In the past two years, MacFarlane has directed his first feature, released an album of jazz standards and hosted the Academy Awards (to some controversy, of course), all while providing his voice talent and creative direction to three animated Fox comedies. Now, however, it seems that one of those shows may be on its way out.
According to The Wrap, The Cleveland Show will likely be canceled, as Fox has yet to order new episodes of the Family Guy spin-off. The series remains the only MacFarlane-produced show that has not been renewed for next season (the other two being Family Guy and American Dad).
It should be noted that Fox has been known in the past to pull animated series (including King of the Hill and Family Guy) from its schedule, only to have them return to the air later in the season.
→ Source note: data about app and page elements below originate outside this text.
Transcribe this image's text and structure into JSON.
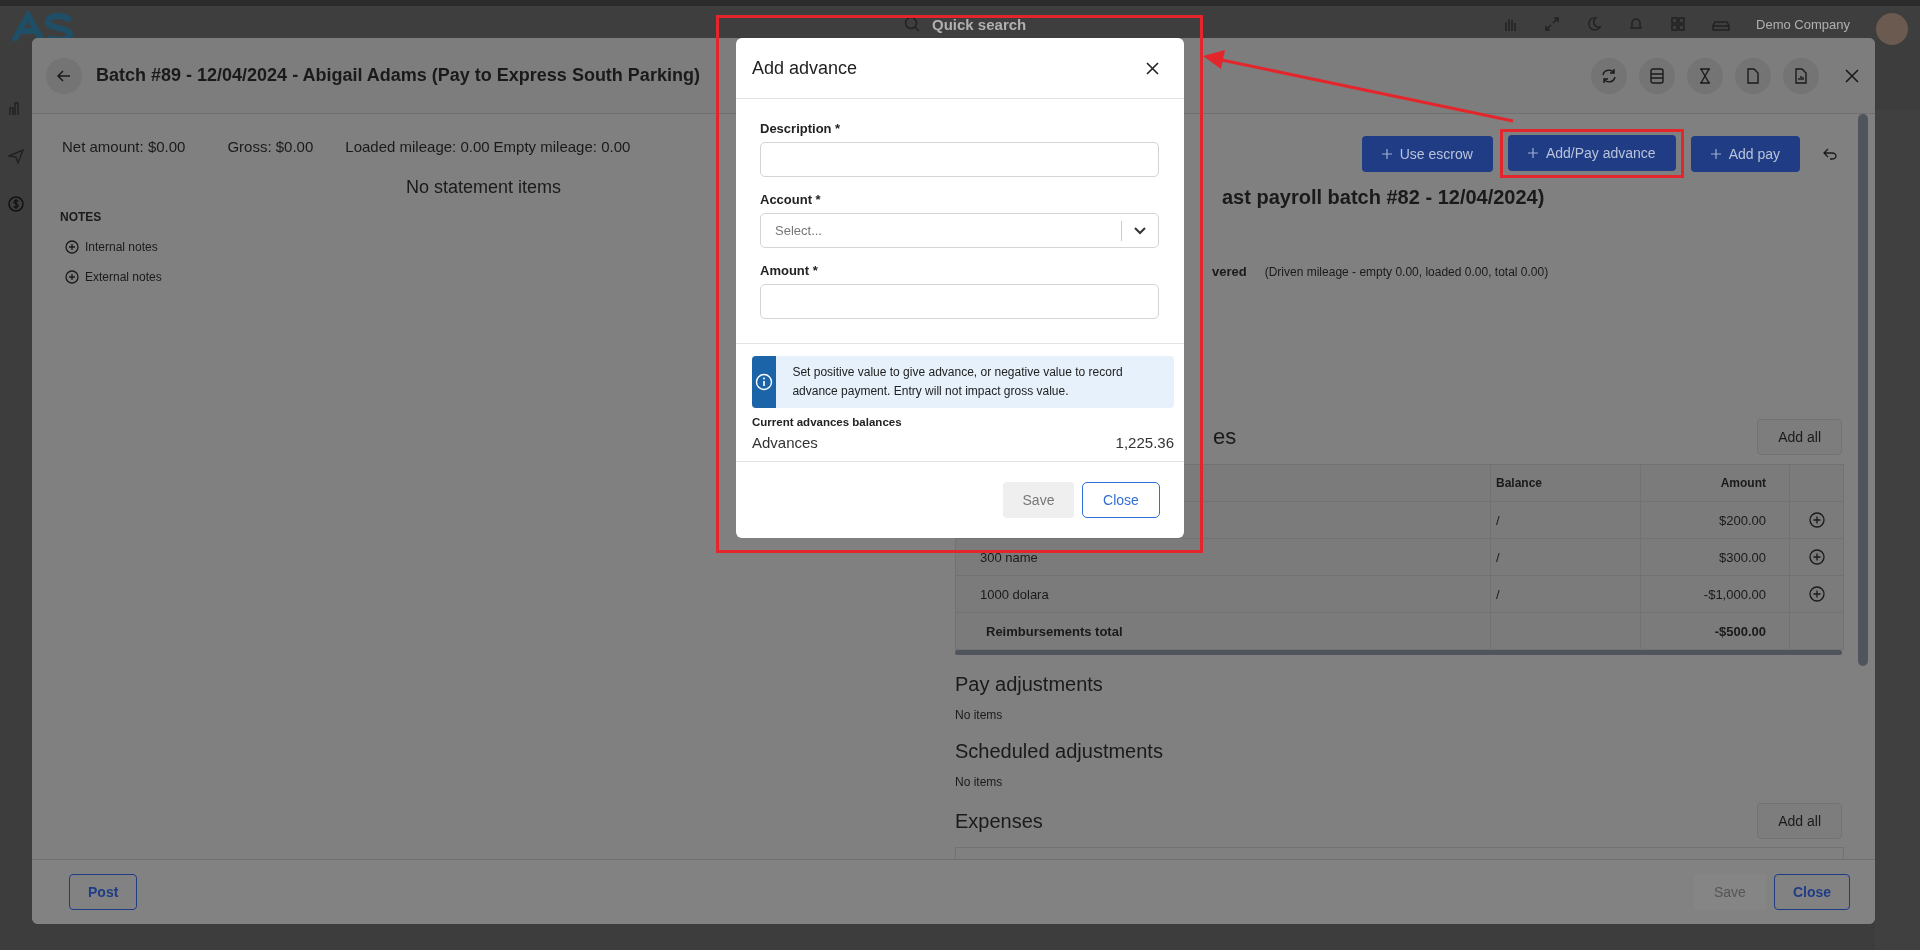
{
  "app_bar": {
    "search_placeholder": "Quick search",
    "company": "Demo Company"
  },
  "batch": {
    "title": "Batch #89 - 12/04/2024 - Abigail Adams  (Pay to Express South Parking)",
    "summary": [
      {
        "text": "Net amount: $0.00"
      },
      {
        "text": "Gross: $0.00"
      },
      {
        "text": "Loaded mileage: 0.00"
      },
      {
        "text": "Empty mileage: 0.00"
      }
    ],
    "empty_message": "No statement items",
    "notes_heading": "NOTES",
    "notes": [
      {
        "label": "Internal notes"
      },
      {
        "label": "External notes"
      }
    ],
    "actions": [
      {
        "label": "Use escrow",
        "highlighted": false
      },
      {
        "label": "Add/Pay advance",
        "highlighted": true
      },
      {
        "label": "Add pay",
        "highlighted": false
      }
    ],
    "heading_fragment": "ast payroll batch #82 - 12/04/2024)",
    "status_fragment": "vered",
    "mileage_note": "(Driven mileage - empty 0.00, loaded 0.00, total 0.00)",
    "reimbursements": {
      "title_fragment": "es",
      "add_all": "Add all",
      "columns": [
        {
          "label": "Balance"
        },
        {
          "label": "Amount"
        }
      ],
      "rows": [
        {
          "balance": "/",
          "amount": "$200.00"
        },
        {
          "name": "300 name",
          "balance": "/",
          "amount": "$300.00"
        },
        {
          "name": "1000 dolara",
          "balance": "/",
          "amount": "-$1,000.00"
        }
      ],
      "total": {
        "label": "Reimbursements total",
        "amount": "-$500.00"
      }
    },
    "sections": [
      {
        "title": "Pay adjustments",
        "empty": "No items"
      },
      {
        "title": "Scheduled adjustments",
        "empty": "No items"
      }
    ],
    "expenses": {
      "title": "Expenses",
      "add_all": "Add all"
    },
    "footer": {
      "post": "Post",
      "save": "Save",
      "save_disabled": true,
      "close": "Close"
    }
  },
  "modal": {
    "title": "Add advance",
    "fields": [
      {
        "kind": "text",
        "label": "Description *"
      },
      {
        "kind": "select",
        "label": "Account *",
        "placeholder": "Select..."
      },
      {
        "kind": "text",
        "label": "Amount *"
      }
    ],
    "info": "Set positive value to give advance, or negative value to record advance payment. Entry will not impact gross value.",
    "balances_heading": "Current advances balances",
    "balances": [
      {
        "label": "Advances",
        "value": "1,225.36"
      }
    ],
    "save": "Save",
    "save_disabled": true,
    "close": "Close"
  }
}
However, the Animation Guild – representing the show's artists – has already announced via its blog that The Cleveland Show will end with season 4 this May, making its cancellation seemingly inevitable at this point.
This doesn't necessarily mean that fans have seen the last of Cleveland Brown (and his "happy mustache face"). Should Fox officially cancel the series, it's quite likely that he could return to Family Guy and bring along other Cleveland Show characters. Mike Henry (who provides the voice of Cleveland) has remained a consistent performer on Family Guy throughout its run, bringing to life a number of recurring characters, including creepy old Herbert and Consuela the maid.
In fact, Cleveland's potential return could provide a bit of a boost to Family Guy. Cleveland, Peter, Joe and Quagmire frequently shared storylines in earlier seasons, and the dynamic at their favorite bar, The Drunken Clam, hasn't quite been the same since the spin-off began. Besides, Family Guy – much like its progenitor, The Simpsons – prides itself on offering viewers numerous wacky recurring characters. Why not add the cast of The Cleveland Show into the fold?
As far as MacFarlane's career, the end of The Cleveland Show might actually prove to be a good thing, as he already has numerous TV and film projects in various stages of development. In addition to his current Fox series, MacFarlane is developing a live-action comedy series for the network with Ted writers Alec Sulkin and Wellesley Wild, a Ted sequel and western comedy A Million Ways to Die (starring Liam Neeson, Giovanni Ribisi and possibly Oscar winner Charlize Theron).
Are you disappointed to see The Cleveland Show fade into television history, or would you prefer MacFarlane devote his focus to other projects? Let us know in the comments section below.
The Cleveland Show airs (for now, at least) on Sundays @7:30pm on Fox.